Return each line below exactly as it reads, and omit any image in it.

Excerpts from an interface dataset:
----------
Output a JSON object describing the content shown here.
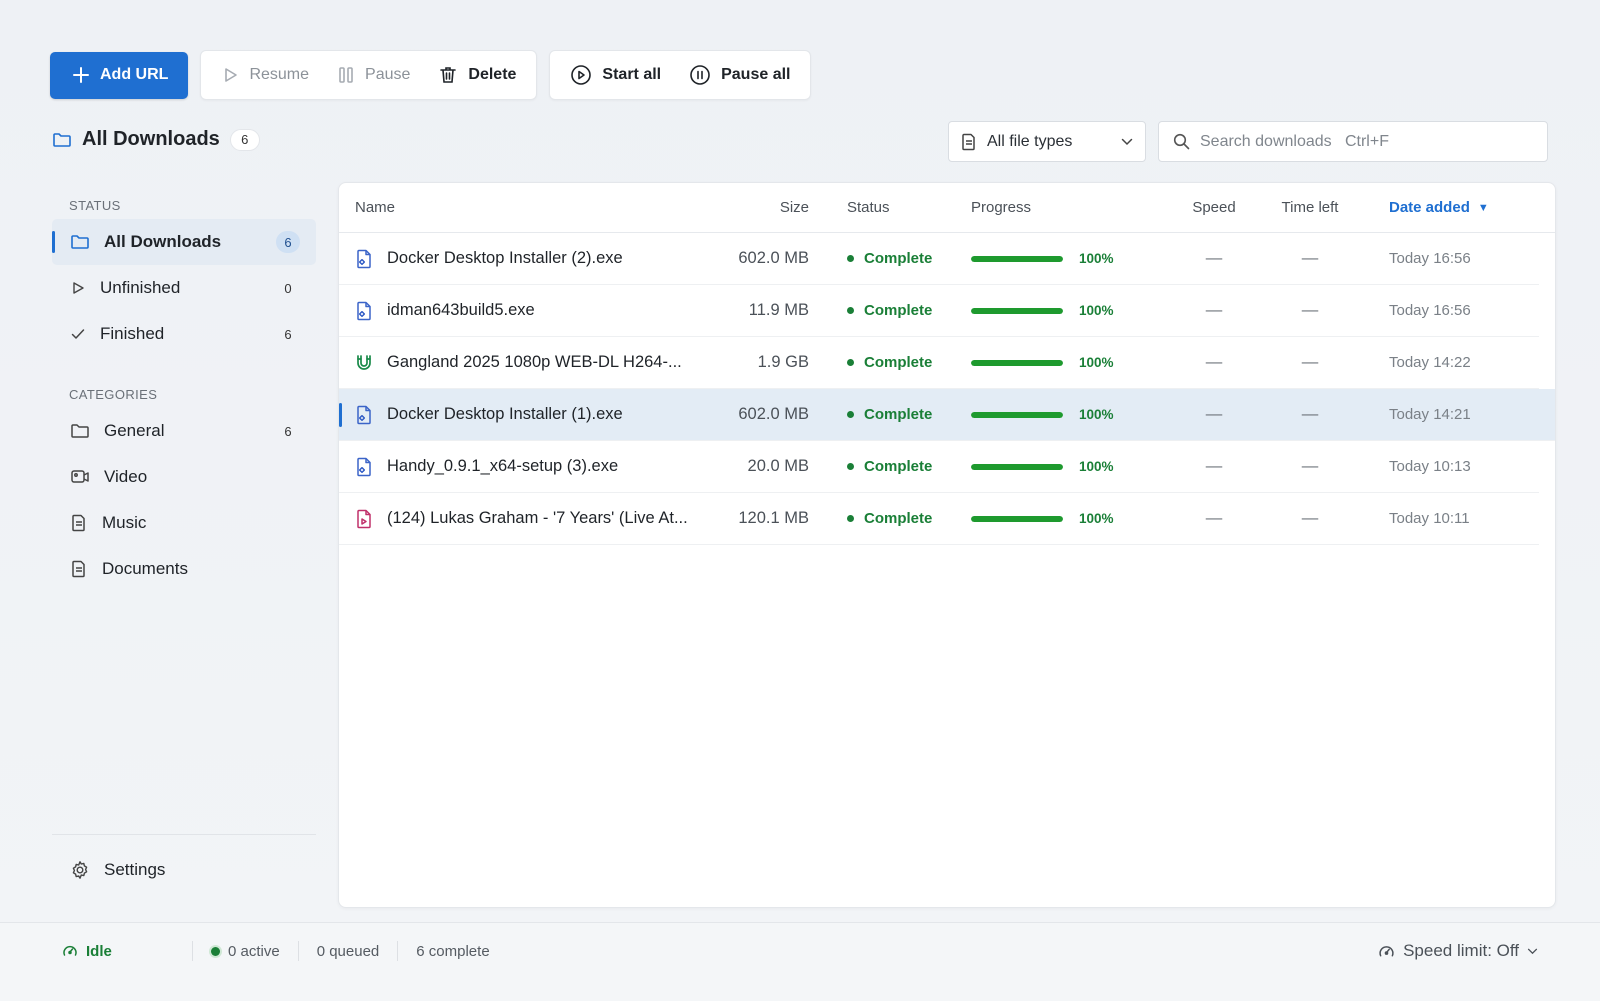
{
  "toolbar": {
    "add_url": "Add URL",
    "resume": "Resume",
    "pause": "Pause",
    "delete": "Delete",
    "start_all": "Start all",
    "pause_all": "Pause all"
  },
  "header": {
    "title": "All Downloads",
    "count": "6",
    "filter_value": "All file types",
    "search_placeholder": "Search downloads   Ctrl+F"
  },
  "sidebar": {
    "status_label": "STATUS",
    "status_items": [
      {
        "label": "All Downloads",
        "count": "6",
        "icon": "folder-icon",
        "active": true
      },
      {
        "label": "Unfinished",
        "count": "0",
        "icon": "play-icon"
      },
      {
        "label": "Finished",
        "count": "6",
        "icon": "check-icon"
      }
    ],
    "categories_label": "CATEGORIES",
    "category_items": [
      {
        "label": "General",
        "count": "6",
        "icon": "folder-icon"
      },
      {
        "label": "Video",
        "icon": "video-icon"
      },
      {
        "label": "Music",
        "icon": "document-icon"
      },
      {
        "label": "Documents",
        "icon": "document-icon"
      }
    ],
    "settings": "Settings"
  },
  "table": {
    "columns": {
      "name": "Name",
      "size": "Size",
      "status": "Status",
      "progress": "Progress",
      "speed": "Speed",
      "time_left": "Time left",
      "date_added": "Date added"
    },
    "rows": [
      {
        "name": "Docker Desktop Installer (2).exe",
        "size": "602.0 MB",
        "status": "Complete",
        "progress": 100,
        "progress_text": "100%",
        "speed": "—",
        "time_left": "—",
        "date": "Today 16:56",
        "icon": "program-file-icon",
        "color": "#3b64c8"
      },
      {
        "name": "idman643build5.exe",
        "size": "11.9 MB",
        "status": "Complete",
        "progress": 100,
        "progress_text": "100%",
        "speed": "—",
        "time_left": "—",
        "date": "Today 16:56",
        "icon": "program-file-icon",
        "color": "#3b64c8"
      },
      {
        "name": "Gangland 2025 1080p WEB-DL H264-...",
        "size": "1.9 GB",
        "status": "Complete",
        "progress": 100,
        "progress_text": "100%",
        "speed": "—",
        "time_left": "—",
        "date": "Today 14:22",
        "icon": "magnet-icon",
        "color": "#1a8a4a"
      },
      {
        "name": "Docker Desktop Installer (1).exe",
        "size": "602.0 MB",
        "status": "Complete",
        "progress": 100,
        "progress_text": "100%",
        "speed": "—",
        "time_left": "—",
        "date": "Today 14:21",
        "icon": "program-file-icon",
        "color": "#3b64c8",
        "selected": true
      },
      {
        "name": "Handy_0.9.1_x64-setup (3).exe",
        "size": "20.0 MB",
        "status": "Complete",
        "progress": 100,
        "progress_text": "100%",
        "speed": "—",
        "time_left": "—",
        "date": "Today 10:13",
        "icon": "program-file-icon",
        "color": "#3b64c8"
      },
      {
        "name": "(124) Lukas Graham - '7 Years' (Live At...",
        "size": "120.1 MB",
        "status": "Complete",
        "progress": 100,
        "progress_text": "100%",
        "speed": "—",
        "time_left": "—",
        "date": "Today 10:11",
        "icon": "media-file-icon",
        "color": "#c0306a"
      }
    ]
  },
  "statusbar": {
    "state": "Idle",
    "active": "0 active",
    "queued": "0 queued",
    "complete": "6 complete",
    "speed_limit": "Speed limit: Off"
  },
  "colors": {
    "accent": "#1f6fd1",
    "success": "#1a7f37",
    "progress_fill": "#1e9a2e"
  }
}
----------
§ REPLY TO THE EXERCISE:
Output a JSON object describing the content shown here.
{
  "toolbar": {
    "add_url": "Add URL",
    "resume": "Resume",
    "pause": "Pause",
    "delete": "Delete",
    "start_all": "Start all",
    "pause_all": "Pause all"
  },
  "header": {
    "title": "All Downloads",
    "count": "6",
    "filter_value": "All file types",
    "search_placeholder": "Search downloads   Ctrl+F"
  },
  "sidebar": {
    "status_label": "STATUS",
    "status_items": [
      {
        "label": "All Downloads",
        "count": "6",
        "icon": "folder-icon",
        "active": true
      },
      {
        "label": "Unfinished",
        "count": "0",
        "icon": "play-icon"
      },
      {
        "label": "Finished",
        "count": "6",
        "icon": "check-icon"
      }
    ],
    "categories_label": "CATEGORIES",
    "category_items": [
      {
        "label": "General",
        "count": "6",
        "icon": "folder-icon"
      },
      {
        "label": "Video",
        "icon": "video-icon"
      },
      {
        "label": "Music",
        "icon": "document-icon"
      },
      {
        "label": "Documents",
        "icon": "document-icon"
      }
    ],
    "settings": "Settings"
  },
  "table": {
    "columns": {
      "name": "Name",
      "size": "Size",
      "status": "Status",
      "progress": "Progress",
      "speed": "Speed",
      "time_left": "Time left",
      "date_added": "Date added"
    },
    "rows": [
      {
        "name": "Docker Desktop Installer (2).exe",
        "size": "602.0 MB",
        "status": "Complete",
        "progress": 100,
        "progress_text": "100%",
        "speed": "—",
        "time_left": "—",
        "date": "Today 16:56",
        "icon": "program-file-icon",
        "color": "#3b64c8"
      },
      {
        "name": "idman643build5.exe",
        "size": "11.9 MB",
        "status": "Complete",
        "progress": 100,
        "progress_text": "100%",
        "speed": "—",
        "time_left": "—",
        "date": "Today 16:56",
        "icon": "program-file-icon",
        "color": "#3b64c8"
      },
      {
        "name": "Gangland 2025 1080p WEB-DL H264-...",
        "size": "1.9 GB",
        "status": "Complete",
        "progress": 100,
        "progress_text": "100%",
        "speed": "—",
        "time_left": "—",
        "date": "Today 14:22",
        "icon": "magnet-icon",
        "color": "#1a8a4a"
      },
      {
        "name": "Docker Desktop Installer (1).exe",
        "size": "602.0 MB",
        "status": "Complete",
        "progress": 100,
        "progress_text": "100%",
        "speed": "—",
        "time_left": "—",
        "date": "Today 14:21",
        "icon": "program-file-icon",
        "color": "#3b64c8",
        "selected": true
      },
      {
        "name": "Handy_0.9.1_x64-setup (3).exe",
        "size": "20.0 MB",
        "status": "Complete",
        "progress": 100,
        "progress_text": "100%",
        "speed": "—",
        "time_left": "—",
        "date": "Today 10:13",
        "icon": "program-file-icon",
        "color": "#3b64c8"
      },
      {
        "name": "(124) Lukas Graham - '7 Years' (Live At...",
        "size": "120.1 MB",
        "status": "Complete",
        "progress": 100,
        "progress_text": "100%",
        "speed": "—",
        "time_left": "—",
        "date": "Today 10:11",
        "icon": "media-file-icon",
        "color": "#c0306a"
      }
    ]
  },
  "statusbar": {
    "state": "Idle",
    "active": "0 active",
    "queued": "0 queued",
    "complete": "6 complete",
    "speed_limit": "Speed limit: Off"
  },
  "colors": {
    "accent": "#1f6fd1",
    "success": "#1a7f37",
    "progress_fill": "#1e9a2e"
  }
}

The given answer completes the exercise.